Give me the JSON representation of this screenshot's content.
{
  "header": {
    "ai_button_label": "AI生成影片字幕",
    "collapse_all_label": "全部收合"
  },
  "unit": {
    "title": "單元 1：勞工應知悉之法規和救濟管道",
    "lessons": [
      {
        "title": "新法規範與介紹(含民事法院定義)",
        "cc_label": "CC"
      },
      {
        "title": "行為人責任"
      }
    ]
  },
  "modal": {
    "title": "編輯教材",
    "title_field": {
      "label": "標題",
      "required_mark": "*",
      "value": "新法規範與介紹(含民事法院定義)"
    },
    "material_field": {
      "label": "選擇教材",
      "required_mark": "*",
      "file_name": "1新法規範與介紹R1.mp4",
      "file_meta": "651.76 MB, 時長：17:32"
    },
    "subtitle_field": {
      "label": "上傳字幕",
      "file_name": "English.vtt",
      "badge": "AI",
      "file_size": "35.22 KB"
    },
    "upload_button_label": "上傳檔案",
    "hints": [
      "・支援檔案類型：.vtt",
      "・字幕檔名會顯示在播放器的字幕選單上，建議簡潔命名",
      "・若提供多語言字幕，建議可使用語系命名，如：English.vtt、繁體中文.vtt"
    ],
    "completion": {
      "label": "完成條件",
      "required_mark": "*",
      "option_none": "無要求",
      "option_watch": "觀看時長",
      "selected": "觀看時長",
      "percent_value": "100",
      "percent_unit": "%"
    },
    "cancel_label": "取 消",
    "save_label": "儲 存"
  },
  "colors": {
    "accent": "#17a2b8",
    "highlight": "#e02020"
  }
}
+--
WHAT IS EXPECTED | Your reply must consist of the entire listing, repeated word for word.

YOUR RESPONSE |
Give me the JSON representation of this screenshot's content.
{
  "header": {
    "ai_button_label": "AI生成影片字幕",
    "collapse_all_label": "全部收合"
  },
  "unit": {
    "title": "單元 1：勞工應知悉之法規和救濟管道",
    "lessons": [
      {
        "title": "新法規範與介紹(含民事法院定義)",
        "cc_label": "CC"
      },
      {
        "title": "行為人責任"
      }
    ]
  },
  "modal": {
    "title": "編輯教材",
    "title_field": {
      "label": "標題",
      "required_mark": "*",
      "value": "新法規範與介紹(含民事法院定義)"
    },
    "material_field": {
      "label": "選擇教材",
      "required_mark": "*",
      "file_name": "1新法規範與介紹R1.mp4",
      "file_meta": "651.76 MB, 時長：17:32"
    },
    "subtitle_field": {
      "label": "上傳字幕",
      "file_name": "English.vtt",
      "badge": "AI",
      "file_size": "35.22 KB"
    },
    "upload_button_label": "上傳檔案",
    "hints": [
      "・支援檔案類型：.vtt",
      "・字幕檔名會顯示在播放器的字幕選單上，建議簡潔命名",
      "・若提供多語言字幕，建議可使用語系命名，如：English.vtt、繁體中文.vtt"
    ],
    "completion": {
      "label": "完成條件",
      "required_mark": "*",
      "option_none": "無要求",
      "option_watch": "觀看時長",
      "selected": "觀看時長",
      "percent_value": "100",
      "percent_unit": "%"
    },
    "cancel_label": "取 消",
    "save_label": "儲 存"
  },
  "colors": {
    "accent": "#17a2b8",
    "highlight": "#e02020"
  }
}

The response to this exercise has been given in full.